We leave the magic of the Tidal Basin in cherry blossom time and head for the Capitol. The significance of the three “greats” we have just visited in our walk, Washington, Lincoln, and Jefferson, will be even greater as we see the home of the Legislative Branch of our government. This branch was created to make certain that we remained “We the People.” I thought about the arguments that were present as our Founders struggled and argued passionately about creating a government that would ensure a legacy of freedom. What was needed to insure the continuation of this great experiment in self-government?
They had no pattern; this was not a cookie-cutter government. They had no former path to follow. They knew that power had to always rest with the people; they knew that they had to have checks and balances. They also had to have a branch that adjudicated when differences could be settle no other way. They created our republic. They created this “shining city on a hill.”
They fought; they struggled; they died to create a new birth of freedom under God with justice for all, with the right to pursue life, liberty, and happiness. They declared their independence from tyranny and abused power. They created this government where the Executive Branch, the president, is one leg, but only one leg of three. The Capitol building we see ahead houses another one of the legs. The arguments about this branch were vigorous and passionate. Some wanted a strong central government and others wanted the power to be decentralized.
The Founders finally decided on having two groups: to create equality between the small and large states, each state would have two senators; the second group would be based on the population of the state, the representatives.
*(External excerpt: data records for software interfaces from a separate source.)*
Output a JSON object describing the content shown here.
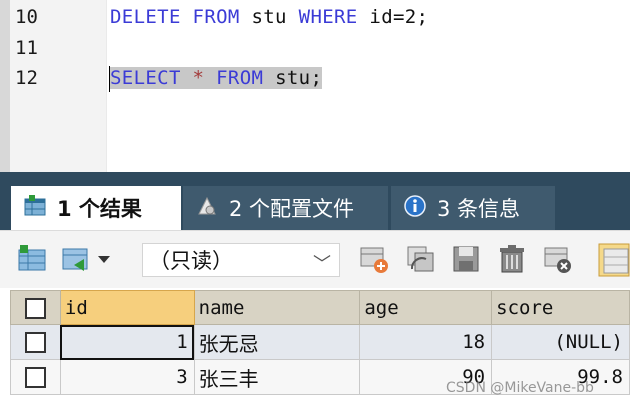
{
  "editor": {
    "lines": [
      {
        "number": "10",
        "tokens": [
          "DELETE",
          "FROM",
          "stu",
          "WHERE",
          "id=2;"
        ]
      },
      {
        "number": "11"
      },
      {
        "number": "12",
        "tokens": [
          "SELECT",
          "*",
          "FROM",
          "stu;"
        ]
      }
    ]
  },
  "tabs": [
    {
      "label": "1 个结果",
      "icon": "result-grid-icon"
    },
    {
      "label": "2 个配置文件",
      "icon": "profile-icon"
    },
    {
      "label": "3 条信息",
      "icon": "info-icon"
    }
  ],
  "toolbar": {
    "mode_select": "（只读）"
  },
  "grid": {
    "columns": [
      "id",
      "name",
      "age",
      "score"
    ],
    "rows": [
      {
        "id": "1",
        "name": "张无忌",
        "age": "18",
        "score": "(NULL)"
      },
      {
        "id": "3",
        "name": "张三丰",
        "age": "90",
        "score": "99.8"
      }
    ]
  },
  "watermark": "CSDN @MikeVane-bb",
  "colors": {
    "keyword": "#3b3bd6",
    "tab_bar": "#2f4a5e",
    "id_header": "#f6cf7d"
  }
}
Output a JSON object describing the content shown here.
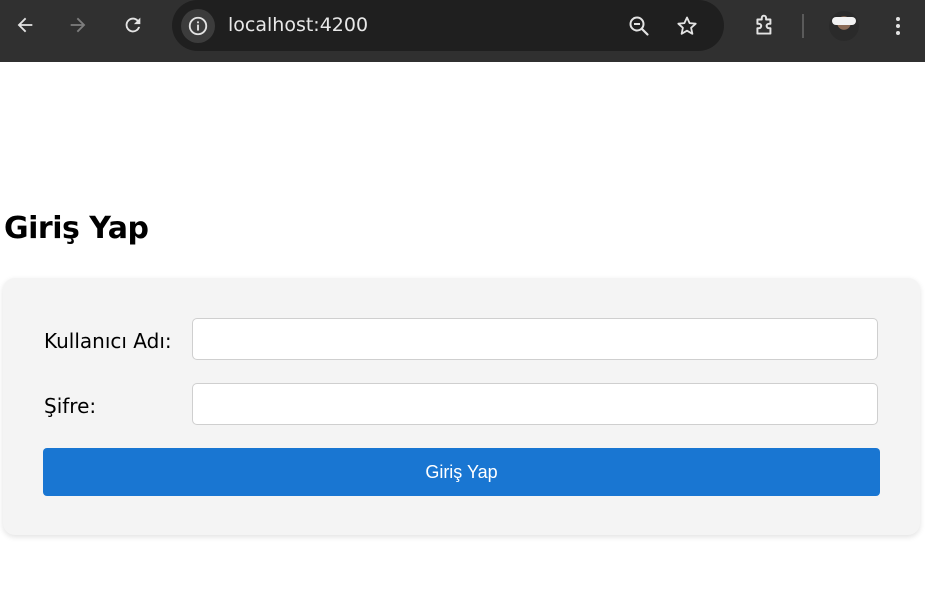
{
  "browser": {
    "url": "localhost:4200",
    "icons": {
      "back": "back-arrow-icon",
      "forward": "forward-arrow-icon",
      "reload": "reload-icon",
      "site_info": "info-icon",
      "zoom": "zoom-out-icon",
      "bookmark": "star-icon",
      "extensions": "puzzle-icon",
      "menu": "kebab-menu-icon"
    }
  },
  "page": {
    "title": "Giriş Yap"
  },
  "form": {
    "username_label": "Kullanıcı Adı:",
    "username_value": "",
    "password_label": "Şifre:",
    "password_value": "",
    "submit_label": "Giriş Yap"
  },
  "colors": {
    "chrome_bg": "#303030",
    "omnibox_bg": "#1f1f1f",
    "card_bg": "#f4f4f4",
    "accent": "#1976d2"
  }
}
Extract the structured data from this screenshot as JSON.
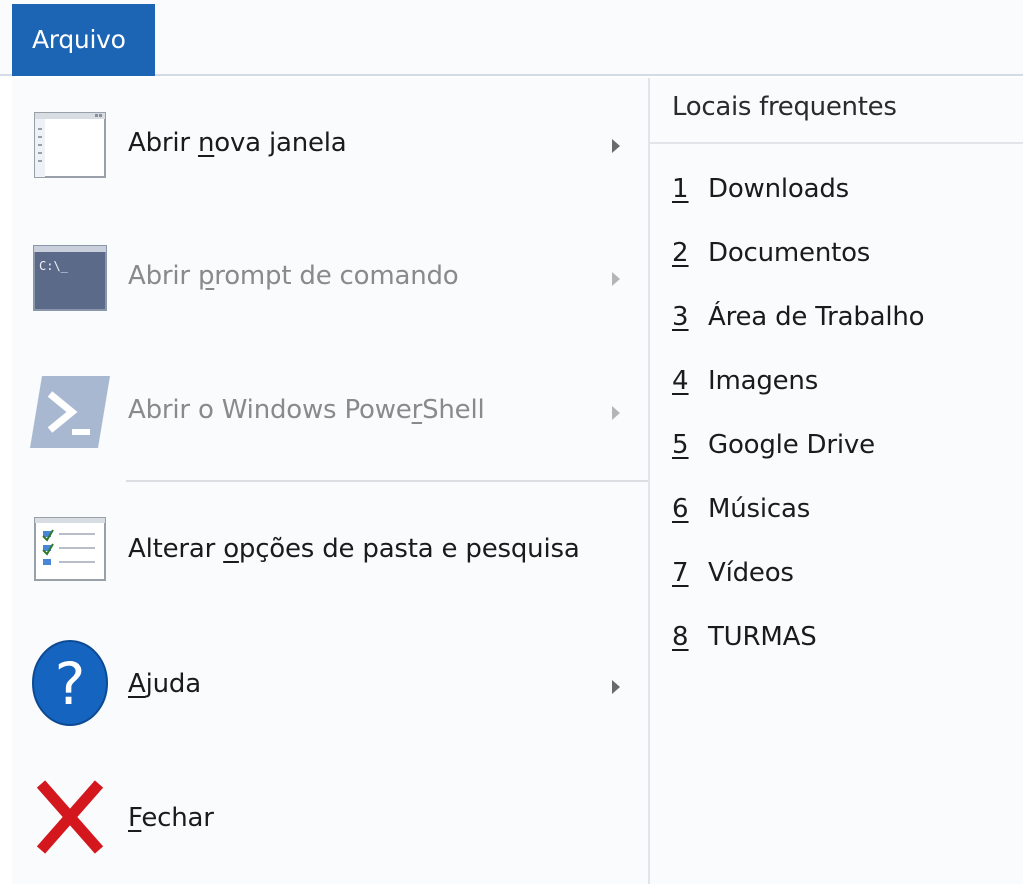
{
  "file_tab": {
    "label": "Arquivo"
  },
  "menu": {
    "items": [
      {
        "icon": "new-window-icon",
        "pre": "Abrir ",
        "mnemonic": "n",
        "post": "ova janela",
        "disabled": false,
        "has_submenu": true
      },
      {
        "icon": "command-prompt-icon",
        "icon_text": "C:\\_",
        "pre": "Abrir ",
        "mnemonic": "p",
        "post": "rompt de comando",
        "disabled": true,
        "has_submenu": true
      },
      {
        "icon": "powershell-icon",
        "pre": "Abrir o Windows Powe",
        "mnemonic": "r",
        "post": "Shell",
        "disabled": true,
        "has_submenu": true
      },
      {
        "icon": "folder-options-icon",
        "pre": "Alterar ",
        "mnemonic": "o",
        "post": "pções de pasta e pesquisa",
        "disabled": false,
        "has_submenu": false
      },
      {
        "icon": "help-icon",
        "icon_text": "?",
        "pre": "",
        "mnemonic": "A",
        "post": "juda",
        "disabled": false,
        "has_submenu": true
      },
      {
        "icon": "close-x-icon",
        "pre": "",
        "mnemonic": "F",
        "post": "echar",
        "disabled": false,
        "has_submenu": false
      }
    ]
  },
  "recent": {
    "header": "Locais frequentes",
    "items": [
      {
        "num": "1",
        "name": "Downloads"
      },
      {
        "num": "2",
        "name": "Documentos"
      },
      {
        "num": "3",
        "name": "Área de Trabalho"
      },
      {
        "num": "4",
        "name": "Imagens"
      },
      {
        "num": "5",
        "name": "Google Drive"
      },
      {
        "num": "6",
        "name": "Músicas"
      },
      {
        "num": "7",
        "name": "Vídeos"
      },
      {
        "num": "8",
        "name": "TURMAS"
      }
    ]
  },
  "colors": {
    "accent": "#1c64b4",
    "help_blue": "#1565c0",
    "close_red": "#d4161d",
    "disabled_text": "#8a8a8a"
  }
}
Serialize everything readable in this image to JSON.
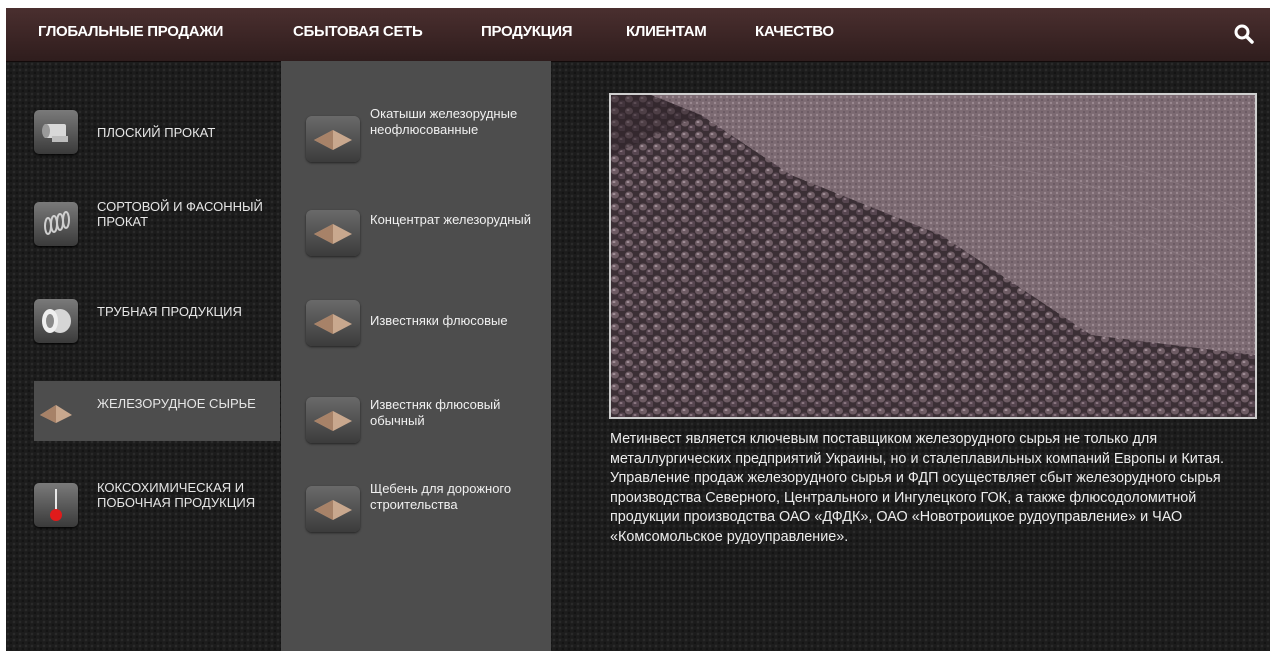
{
  "nav": {
    "items": [
      "ГЛОБАЛЬНЫЕ ПРОДАЖИ",
      "СБЫТОВАЯ СЕТЬ",
      "ПРОДУКЦИЯ",
      "КЛИЕНТАМ",
      "КАЧЕСТВО"
    ],
    "search_icon": "search-icon"
  },
  "categories": [
    {
      "label": "ПЛОСКИЙ ПРОКАТ",
      "icon": "flat-steel-icon"
    },
    {
      "label": "СОРТОВОЙ И ФАСОННЫЙ ПРОКАТ",
      "icon": "coil-steel-icon"
    },
    {
      "label": "ТРУБНАЯ ПРОДУКЦИЯ",
      "icon": "pipe-icon"
    },
    {
      "label": "ЖЕЛЕЗОРУДНОЕ СЫРЬЕ",
      "icon": "iron-ore-icon",
      "active": true
    },
    {
      "label": "КОКСОХИМИЧЕСКАЯ И ПОБОЧНАЯ ПРОДУКЦИЯ",
      "icon": "coke-chemical-icon"
    }
  ],
  "subcategories": [
    {
      "label": "Окатыши железорудные неофлюсованные",
      "icon": "iron-ore-icon"
    },
    {
      "label": "Концентрат железорудный",
      "icon": "iron-ore-icon"
    },
    {
      "label": "Известняки флюсовые",
      "icon": "iron-ore-icon"
    },
    {
      "label": "Известняк флюсовый обычный",
      "icon": "iron-ore-icon"
    },
    {
      "label": "Щебень для дорожного строительства",
      "icon": "iron-ore-icon"
    }
  ],
  "content": {
    "description": "Метинвест является ключевым поставщиком железорудного сырья не только для металлургических предприятий Украины, но и сталеплавильных компаний Европы и Китая. Управление продаж железорудного сырья и ФДП осуществляет сбыт железорудного сырья производства Северного, Центрального и Ингулецкого ГОК, а также флюсодоломитной продукции производства ОАО «ДФДК», ОАО «Новотроицкое рудоуправление» и ЧАО «Комсомольское рудоуправление»."
  },
  "colors": {
    "nav_bg": "#3a2424",
    "panel_bg": "#4d4d4d",
    "page_bg": "#1c1c1c",
    "text": "#e6e6e6"
  }
}
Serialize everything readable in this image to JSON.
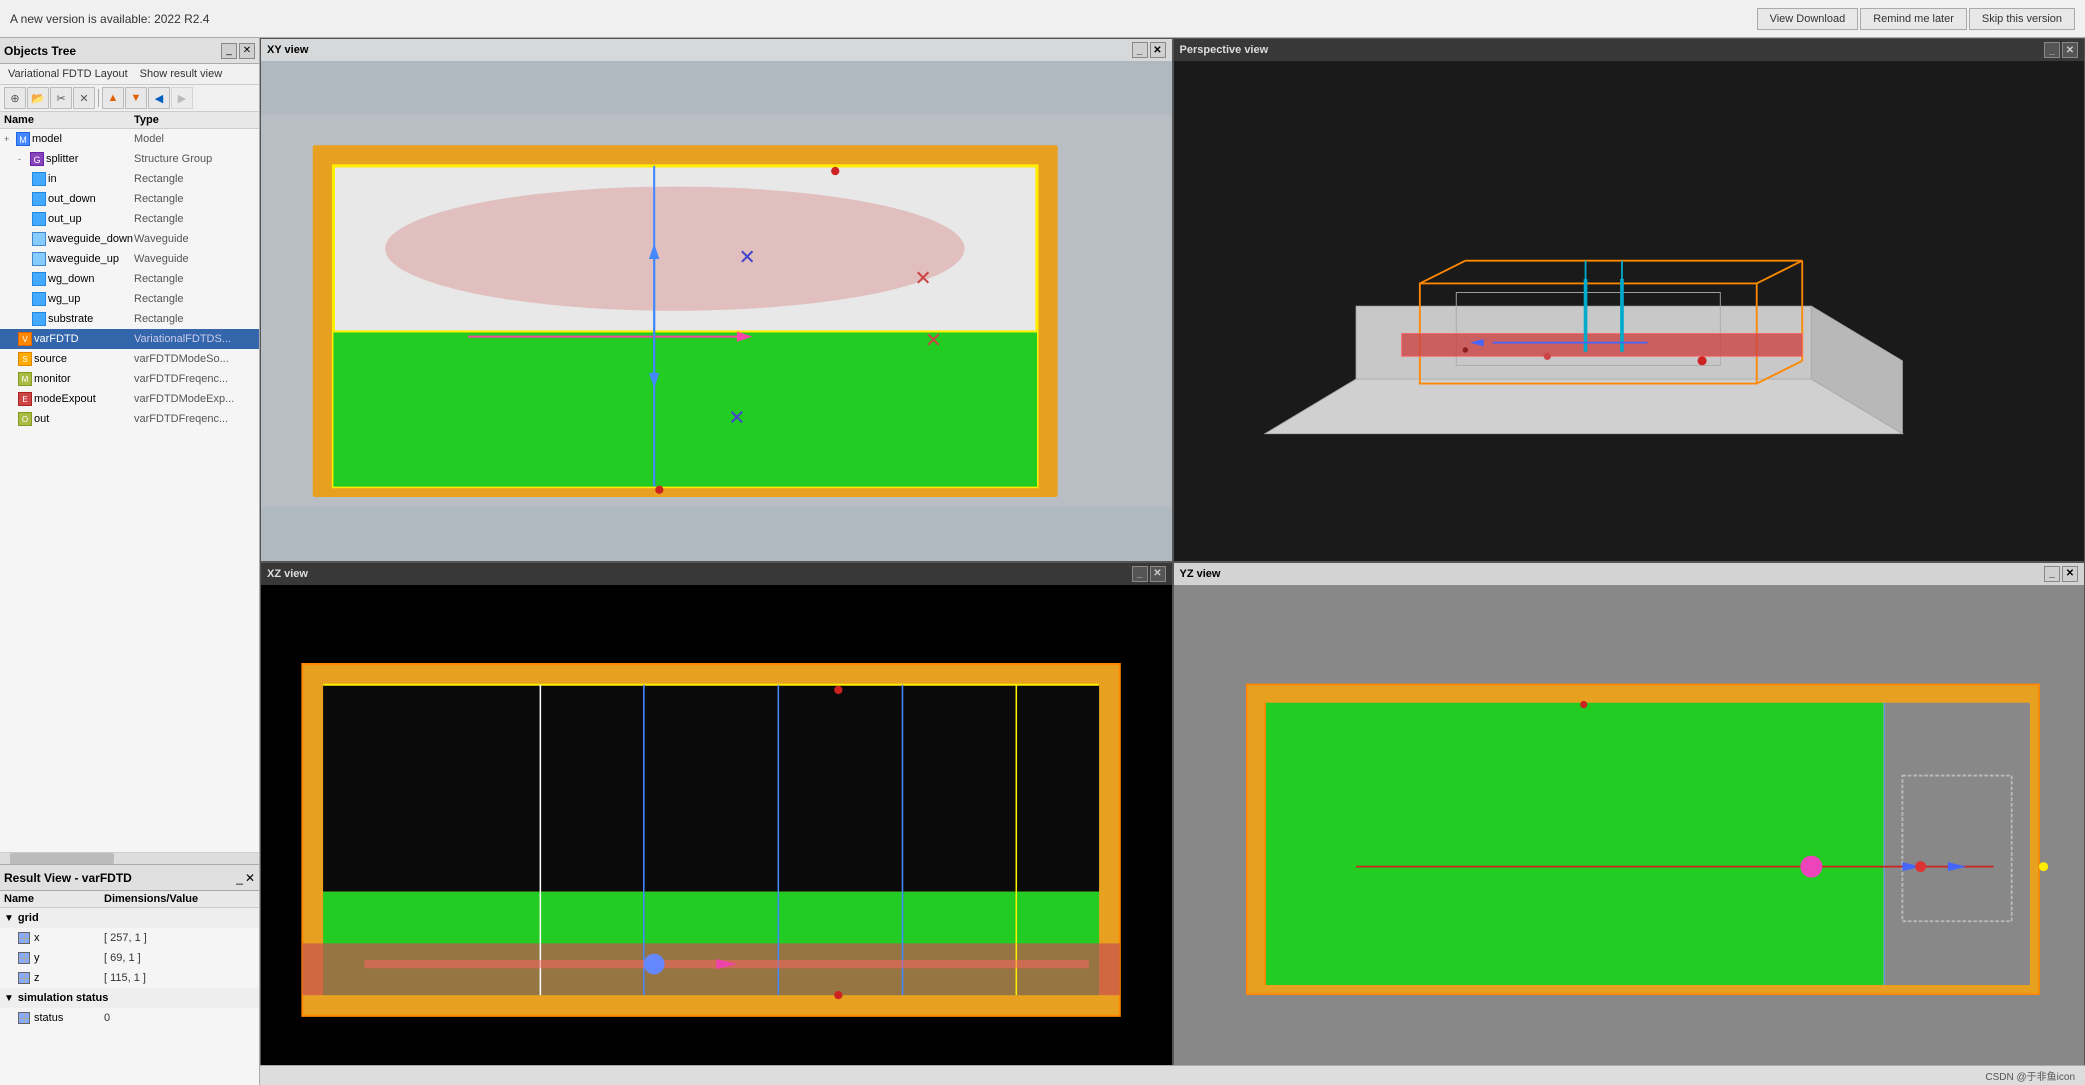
{
  "update_bar": {
    "message": "A new version is available: 2022 R2.4",
    "view_download": "View Download",
    "remind_later": "Remind me later",
    "skip_version": "Skip this version"
  },
  "objects_tree": {
    "title": "Objects Tree",
    "menu": [
      "Variational FDTD Layout",
      "Show result view"
    ],
    "toolbar": {
      "buttons": [
        "⊕",
        "📁",
        "✂",
        "✕",
        "↑",
        "↓",
        "←",
        "→",
        "⬡"
      ]
    },
    "columns": [
      "Name",
      "Type"
    ],
    "rows": [
      {
        "indent": 0,
        "expand": "+",
        "icon": "model",
        "name": "model",
        "type": "Model"
      },
      {
        "indent": 1,
        "expand": "-",
        "icon": "group",
        "name": "splitter",
        "type": "Structure Group"
      },
      {
        "indent": 2,
        "expand": "",
        "icon": "rect",
        "name": "in",
        "type": "Rectangle"
      },
      {
        "indent": 2,
        "expand": "",
        "icon": "rect",
        "name": "out_down",
        "type": "Rectangle"
      },
      {
        "indent": 2,
        "expand": "",
        "icon": "rect",
        "name": "out_up",
        "type": "Rectangle"
      },
      {
        "indent": 2,
        "expand": "",
        "icon": "wave",
        "name": "waveguide_down",
        "type": "Waveguide"
      },
      {
        "indent": 2,
        "expand": "",
        "icon": "wave",
        "name": "waveguide_up",
        "type": "Waveguide"
      },
      {
        "indent": 2,
        "expand": "",
        "icon": "rect",
        "name": "wg_down",
        "type": "Rectangle"
      },
      {
        "indent": 2,
        "expand": "",
        "icon": "rect",
        "name": "wg_up",
        "type": "Rectangle"
      },
      {
        "indent": 2,
        "expand": "",
        "icon": "rect",
        "name": "substrate",
        "type": "Rectangle"
      },
      {
        "indent": 1,
        "expand": "",
        "icon": "varfdtd",
        "name": "varFDTD",
        "type": "VariationalFDTDS...",
        "selected": true
      },
      {
        "indent": 1,
        "expand": "",
        "icon": "source",
        "name": "source",
        "type": "varFDTDModeSo..."
      },
      {
        "indent": 1,
        "expand": "",
        "icon": "monitor",
        "name": "monitor",
        "type": "varFDTDFreqenc..."
      },
      {
        "indent": 1,
        "expand": "",
        "icon": "modeexp",
        "name": "modeExpout",
        "type": "varFDTDModeExp..."
      },
      {
        "indent": 1,
        "expand": "",
        "icon": "out",
        "name": "out",
        "type": "varFDTDFreqenc..."
      }
    ]
  },
  "result_view": {
    "title": "Result View - varFDTD",
    "columns": [
      "Name",
      "Dimensions/Value"
    ],
    "groups": [
      {
        "name": "grid",
        "items": [
          {
            "name": "x",
            "value": "[ 257, 1 ]",
            "icon": "grid"
          },
          {
            "name": "y",
            "value": "[ 69, 1 ]",
            "icon": "grid"
          },
          {
            "name": "z",
            "value": "[ 115, 1 ]",
            "icon": "grid"
          }
        ]
      },
      {
        "name": "simulation status",
        "items": [
          {
            "name": "status",
            "value": "0",
            "icon": "grid"
          }
        ]
      }
    ]
  },
  "viewports": {
    "xy": {
      "title": "XY view"
    },
    "perspective": {
      "title": "Perspective view"
    },
    "xz": {
      "title": "XZ view"
    },
    "yz": {
      "title": "YZ view"
    }
  },
  "status_bar": {
    "watermark": "CSDN @于非鱼icon"
  }
}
Our next part of the walk is to explore the art in the Capitol that depicts our Christian heritage.